━━ RECORDED DATA
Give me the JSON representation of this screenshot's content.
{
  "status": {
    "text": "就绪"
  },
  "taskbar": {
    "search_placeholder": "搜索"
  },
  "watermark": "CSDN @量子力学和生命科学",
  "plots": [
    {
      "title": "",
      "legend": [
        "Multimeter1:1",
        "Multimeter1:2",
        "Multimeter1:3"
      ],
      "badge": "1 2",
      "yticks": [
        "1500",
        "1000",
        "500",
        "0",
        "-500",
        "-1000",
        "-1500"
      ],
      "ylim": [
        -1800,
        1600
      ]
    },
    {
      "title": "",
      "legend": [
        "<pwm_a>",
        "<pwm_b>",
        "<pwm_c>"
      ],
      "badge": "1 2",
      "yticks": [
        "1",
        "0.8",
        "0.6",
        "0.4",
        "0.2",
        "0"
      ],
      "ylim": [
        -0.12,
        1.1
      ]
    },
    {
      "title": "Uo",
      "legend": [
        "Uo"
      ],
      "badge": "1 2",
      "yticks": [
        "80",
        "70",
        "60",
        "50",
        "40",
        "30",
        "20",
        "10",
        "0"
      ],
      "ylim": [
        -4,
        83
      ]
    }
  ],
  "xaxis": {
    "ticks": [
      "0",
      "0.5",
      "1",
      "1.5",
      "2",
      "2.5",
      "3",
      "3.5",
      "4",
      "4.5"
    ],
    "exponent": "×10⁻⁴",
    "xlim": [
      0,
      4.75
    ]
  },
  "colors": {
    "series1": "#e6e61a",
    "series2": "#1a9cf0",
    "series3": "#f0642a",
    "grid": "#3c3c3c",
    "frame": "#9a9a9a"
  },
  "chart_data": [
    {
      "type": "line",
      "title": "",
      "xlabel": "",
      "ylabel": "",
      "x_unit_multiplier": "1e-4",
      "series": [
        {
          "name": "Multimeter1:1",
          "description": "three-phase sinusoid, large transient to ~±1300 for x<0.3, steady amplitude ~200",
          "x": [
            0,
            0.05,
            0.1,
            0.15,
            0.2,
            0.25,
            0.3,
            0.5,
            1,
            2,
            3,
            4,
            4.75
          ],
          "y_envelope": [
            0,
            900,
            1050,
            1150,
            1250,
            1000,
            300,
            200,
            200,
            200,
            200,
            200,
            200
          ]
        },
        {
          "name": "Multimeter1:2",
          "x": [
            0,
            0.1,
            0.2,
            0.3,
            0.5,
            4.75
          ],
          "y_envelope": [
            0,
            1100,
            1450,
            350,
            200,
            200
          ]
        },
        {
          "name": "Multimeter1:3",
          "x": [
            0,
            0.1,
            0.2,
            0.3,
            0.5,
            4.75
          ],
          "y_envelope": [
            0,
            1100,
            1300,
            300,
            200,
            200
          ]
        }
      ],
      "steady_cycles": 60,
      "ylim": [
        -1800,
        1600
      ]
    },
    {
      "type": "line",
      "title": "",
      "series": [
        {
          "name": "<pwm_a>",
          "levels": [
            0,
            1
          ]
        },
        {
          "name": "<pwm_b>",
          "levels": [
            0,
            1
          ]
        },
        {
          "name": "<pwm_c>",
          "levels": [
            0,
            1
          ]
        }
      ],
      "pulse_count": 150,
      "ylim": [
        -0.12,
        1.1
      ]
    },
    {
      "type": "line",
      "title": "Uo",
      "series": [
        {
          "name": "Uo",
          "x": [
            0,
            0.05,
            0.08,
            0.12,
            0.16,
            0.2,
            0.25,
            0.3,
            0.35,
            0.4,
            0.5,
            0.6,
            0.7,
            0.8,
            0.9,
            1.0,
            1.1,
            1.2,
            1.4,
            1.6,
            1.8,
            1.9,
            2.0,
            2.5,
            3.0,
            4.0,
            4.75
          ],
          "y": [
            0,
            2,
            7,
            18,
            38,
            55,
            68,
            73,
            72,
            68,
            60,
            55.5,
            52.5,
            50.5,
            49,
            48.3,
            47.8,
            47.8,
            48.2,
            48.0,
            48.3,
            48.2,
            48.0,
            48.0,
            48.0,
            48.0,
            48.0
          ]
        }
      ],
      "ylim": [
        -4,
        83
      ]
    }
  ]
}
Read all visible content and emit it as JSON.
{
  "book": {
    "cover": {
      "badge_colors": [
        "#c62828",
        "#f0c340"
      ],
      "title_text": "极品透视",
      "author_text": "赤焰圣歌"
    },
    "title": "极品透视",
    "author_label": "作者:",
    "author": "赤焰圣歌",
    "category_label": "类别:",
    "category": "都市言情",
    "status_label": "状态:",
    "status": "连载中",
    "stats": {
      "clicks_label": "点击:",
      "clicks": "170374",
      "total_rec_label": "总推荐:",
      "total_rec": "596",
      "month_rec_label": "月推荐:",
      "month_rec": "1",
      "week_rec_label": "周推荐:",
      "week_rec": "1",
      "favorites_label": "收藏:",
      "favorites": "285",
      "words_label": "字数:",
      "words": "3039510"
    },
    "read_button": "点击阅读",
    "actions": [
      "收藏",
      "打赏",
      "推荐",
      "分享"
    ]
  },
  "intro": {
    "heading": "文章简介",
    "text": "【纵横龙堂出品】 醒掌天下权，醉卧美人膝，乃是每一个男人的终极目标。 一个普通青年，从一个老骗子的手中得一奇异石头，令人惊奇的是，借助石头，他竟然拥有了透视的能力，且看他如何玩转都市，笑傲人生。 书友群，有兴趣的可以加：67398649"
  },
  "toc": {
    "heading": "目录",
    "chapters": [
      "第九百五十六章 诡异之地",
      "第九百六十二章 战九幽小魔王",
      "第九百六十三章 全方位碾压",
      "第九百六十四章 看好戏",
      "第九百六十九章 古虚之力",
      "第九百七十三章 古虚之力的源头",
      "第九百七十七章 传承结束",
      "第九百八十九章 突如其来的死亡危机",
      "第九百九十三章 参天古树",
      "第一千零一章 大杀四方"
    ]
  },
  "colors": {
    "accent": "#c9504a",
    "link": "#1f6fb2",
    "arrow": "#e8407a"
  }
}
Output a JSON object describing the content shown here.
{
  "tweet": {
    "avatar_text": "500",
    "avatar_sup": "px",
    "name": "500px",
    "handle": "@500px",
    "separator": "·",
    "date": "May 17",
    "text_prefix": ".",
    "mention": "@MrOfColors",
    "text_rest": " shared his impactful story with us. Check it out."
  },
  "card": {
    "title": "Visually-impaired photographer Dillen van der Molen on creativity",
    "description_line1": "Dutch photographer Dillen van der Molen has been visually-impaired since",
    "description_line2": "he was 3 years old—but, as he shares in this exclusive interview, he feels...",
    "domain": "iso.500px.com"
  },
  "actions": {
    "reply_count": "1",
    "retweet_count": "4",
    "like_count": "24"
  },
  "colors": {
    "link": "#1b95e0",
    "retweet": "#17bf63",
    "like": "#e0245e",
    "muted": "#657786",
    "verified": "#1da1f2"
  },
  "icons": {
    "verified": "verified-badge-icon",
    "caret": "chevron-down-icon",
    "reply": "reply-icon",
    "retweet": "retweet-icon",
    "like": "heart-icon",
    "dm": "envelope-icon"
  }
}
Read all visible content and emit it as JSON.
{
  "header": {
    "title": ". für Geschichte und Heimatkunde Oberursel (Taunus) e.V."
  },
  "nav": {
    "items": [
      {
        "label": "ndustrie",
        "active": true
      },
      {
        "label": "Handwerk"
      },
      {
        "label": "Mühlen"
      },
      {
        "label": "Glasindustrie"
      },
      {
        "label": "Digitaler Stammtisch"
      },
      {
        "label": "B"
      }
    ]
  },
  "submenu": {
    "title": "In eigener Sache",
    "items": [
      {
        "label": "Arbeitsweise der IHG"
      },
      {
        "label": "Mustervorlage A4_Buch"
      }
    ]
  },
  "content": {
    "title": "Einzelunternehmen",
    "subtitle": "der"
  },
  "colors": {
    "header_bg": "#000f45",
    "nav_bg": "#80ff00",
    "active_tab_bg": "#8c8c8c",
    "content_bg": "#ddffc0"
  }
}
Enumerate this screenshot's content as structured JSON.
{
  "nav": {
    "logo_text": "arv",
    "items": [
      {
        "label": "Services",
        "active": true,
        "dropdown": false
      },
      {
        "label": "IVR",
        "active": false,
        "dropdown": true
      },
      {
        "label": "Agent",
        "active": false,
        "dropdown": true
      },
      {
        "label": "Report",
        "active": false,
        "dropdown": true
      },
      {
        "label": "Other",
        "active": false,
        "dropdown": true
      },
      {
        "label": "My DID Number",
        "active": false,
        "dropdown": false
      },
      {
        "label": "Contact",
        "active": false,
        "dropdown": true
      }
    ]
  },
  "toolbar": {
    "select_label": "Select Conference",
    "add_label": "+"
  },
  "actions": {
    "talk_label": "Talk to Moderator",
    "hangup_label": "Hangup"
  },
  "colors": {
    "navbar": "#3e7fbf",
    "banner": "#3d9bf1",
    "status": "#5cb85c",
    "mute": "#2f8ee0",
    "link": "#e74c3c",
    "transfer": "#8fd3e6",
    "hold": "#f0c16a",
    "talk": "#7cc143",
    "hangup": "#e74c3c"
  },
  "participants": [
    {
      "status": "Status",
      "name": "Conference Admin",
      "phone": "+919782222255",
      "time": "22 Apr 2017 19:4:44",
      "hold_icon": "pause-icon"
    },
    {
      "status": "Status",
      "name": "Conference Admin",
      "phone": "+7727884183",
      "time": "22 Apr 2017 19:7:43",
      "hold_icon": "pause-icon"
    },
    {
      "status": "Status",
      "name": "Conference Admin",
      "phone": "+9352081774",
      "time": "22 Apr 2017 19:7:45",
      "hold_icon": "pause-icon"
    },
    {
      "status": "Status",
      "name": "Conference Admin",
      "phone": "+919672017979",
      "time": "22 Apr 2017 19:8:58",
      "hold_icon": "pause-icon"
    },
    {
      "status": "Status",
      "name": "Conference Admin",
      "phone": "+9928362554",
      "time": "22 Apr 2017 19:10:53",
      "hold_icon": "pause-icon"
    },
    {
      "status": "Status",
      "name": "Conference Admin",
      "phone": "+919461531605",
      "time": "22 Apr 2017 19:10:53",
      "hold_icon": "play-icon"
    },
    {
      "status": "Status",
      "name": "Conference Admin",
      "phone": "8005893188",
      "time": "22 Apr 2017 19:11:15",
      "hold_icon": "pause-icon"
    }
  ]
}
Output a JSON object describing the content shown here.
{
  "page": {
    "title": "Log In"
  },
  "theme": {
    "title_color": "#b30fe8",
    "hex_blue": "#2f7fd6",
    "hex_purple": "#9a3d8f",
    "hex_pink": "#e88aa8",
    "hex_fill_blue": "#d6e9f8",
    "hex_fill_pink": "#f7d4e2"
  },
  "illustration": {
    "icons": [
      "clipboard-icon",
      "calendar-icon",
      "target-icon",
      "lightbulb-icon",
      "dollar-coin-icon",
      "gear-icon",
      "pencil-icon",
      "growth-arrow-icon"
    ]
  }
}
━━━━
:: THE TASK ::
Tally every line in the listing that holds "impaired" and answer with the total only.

:: RESPONSE ::
2